Esri’s vision for pipe network operators is to create a single representation of the entire pipe network that mirrors the real network and can support both types of model building.  This removes the traditional barriers between industry subsystems – for example, between transmission and distribution subsystems – that result in data silos.  A single representation also enables users to work with that digital network just as they do with the real network.  Linear referencing and connectivity modeling now can be performed on the same single network representation.  We call this new data management capability: Unified Pipe Data Management.

The solution for vertically-integrated gas companies also is the solution for standalone transmission pipeline operators that, while they don’t operate multiple industry subsystems, have a need for both types of models to satisfy the data input requirements of the range of application software being supported by their GIS.


A single representation of the pipe network requires a unique data organization approach to store the entire pipe system—from wellhead to meter—and support the information model requirements of the ArcGIS Utility Network Management extension and Pipeline Referencing. Esri’s Utility & Pipeline Data Model (UPDM) 2019 is a data model template that provides this data organization.


Benefits Of Both Extensions Working On the Same Geodatabase

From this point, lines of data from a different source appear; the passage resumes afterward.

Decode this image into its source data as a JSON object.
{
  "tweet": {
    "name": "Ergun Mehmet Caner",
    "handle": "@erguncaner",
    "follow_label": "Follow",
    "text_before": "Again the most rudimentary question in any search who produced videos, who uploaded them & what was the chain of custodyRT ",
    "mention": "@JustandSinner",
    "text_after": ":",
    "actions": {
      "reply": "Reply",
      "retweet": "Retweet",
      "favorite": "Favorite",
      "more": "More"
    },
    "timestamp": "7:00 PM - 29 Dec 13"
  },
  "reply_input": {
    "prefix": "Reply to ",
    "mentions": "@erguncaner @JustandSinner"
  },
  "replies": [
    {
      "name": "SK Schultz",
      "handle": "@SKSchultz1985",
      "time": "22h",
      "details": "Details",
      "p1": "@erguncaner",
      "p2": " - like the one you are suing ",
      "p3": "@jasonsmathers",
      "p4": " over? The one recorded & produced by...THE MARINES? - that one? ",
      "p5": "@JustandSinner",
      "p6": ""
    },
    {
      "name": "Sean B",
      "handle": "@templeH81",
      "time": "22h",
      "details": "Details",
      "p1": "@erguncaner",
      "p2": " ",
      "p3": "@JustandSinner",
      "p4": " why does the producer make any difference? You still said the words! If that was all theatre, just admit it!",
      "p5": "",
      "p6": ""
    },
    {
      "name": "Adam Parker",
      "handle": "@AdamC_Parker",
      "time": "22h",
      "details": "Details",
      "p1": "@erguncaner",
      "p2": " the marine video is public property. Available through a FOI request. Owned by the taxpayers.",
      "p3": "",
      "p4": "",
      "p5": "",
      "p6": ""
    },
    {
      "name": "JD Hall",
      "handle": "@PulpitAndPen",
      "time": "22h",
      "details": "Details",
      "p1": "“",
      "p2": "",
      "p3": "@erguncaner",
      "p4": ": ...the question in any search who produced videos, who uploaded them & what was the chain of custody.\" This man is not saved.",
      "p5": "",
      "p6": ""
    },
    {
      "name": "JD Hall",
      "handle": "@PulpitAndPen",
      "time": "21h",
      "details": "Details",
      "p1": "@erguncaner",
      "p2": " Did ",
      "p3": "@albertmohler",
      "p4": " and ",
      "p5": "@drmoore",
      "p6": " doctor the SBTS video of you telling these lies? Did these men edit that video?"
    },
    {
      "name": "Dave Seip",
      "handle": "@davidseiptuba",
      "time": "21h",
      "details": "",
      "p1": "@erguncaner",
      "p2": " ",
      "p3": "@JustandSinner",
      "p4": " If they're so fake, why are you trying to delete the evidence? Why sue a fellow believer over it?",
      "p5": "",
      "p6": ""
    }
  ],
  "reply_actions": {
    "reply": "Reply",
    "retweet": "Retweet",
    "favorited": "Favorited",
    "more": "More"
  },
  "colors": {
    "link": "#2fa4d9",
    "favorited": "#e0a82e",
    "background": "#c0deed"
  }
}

The ability for Pipeline Referencing and the ArcGIS Utility Network Management extensions to work on not just the same geodatabase but the same feature classes within the enterprise geodatabase, provides important benefits to pipe network operators.  First, the two extensions bring important advancements in essential industry-specific data management into Esri’s core technology.  This relieves the need for Esri business partners to fill capability gaps and frees them to extend the capabilities further and focus on adding value to uses of the data.  At the same time, it gives pipe network operators the opportunity to mix and match application software built on ArcGIS from multiple Esri business partners.  In addition, the ability for both extensions to work on the same geodatabase simplifies staff training, provides better management of high-pressure distribution pipe, and improves scalability and performance for operators of larger pipe networks.



For decades pipe organizations have had to either implement multiple models stored in separate data repositories or had to settle for one data management method over the other.  With the release of ArcGIS 10.8/Pro 2.5, a single digital representation of the physical pipe system can be created and maintained.  This reduces IT administration and support costs by allowing server systems and database licenses to be consolidated.  For data editors, the process is simplified by providing a single editing experience regardless of where the edit occurs across the vertically-integrated pipe system.  For end users, using the pipe system data is simpler because there is only one representation of the pipe system to work from.


One is better than more.


PLEASE NOTE: The postings on this site are our own and don’t necessarily represent Esri’s position, strategies, or opinions.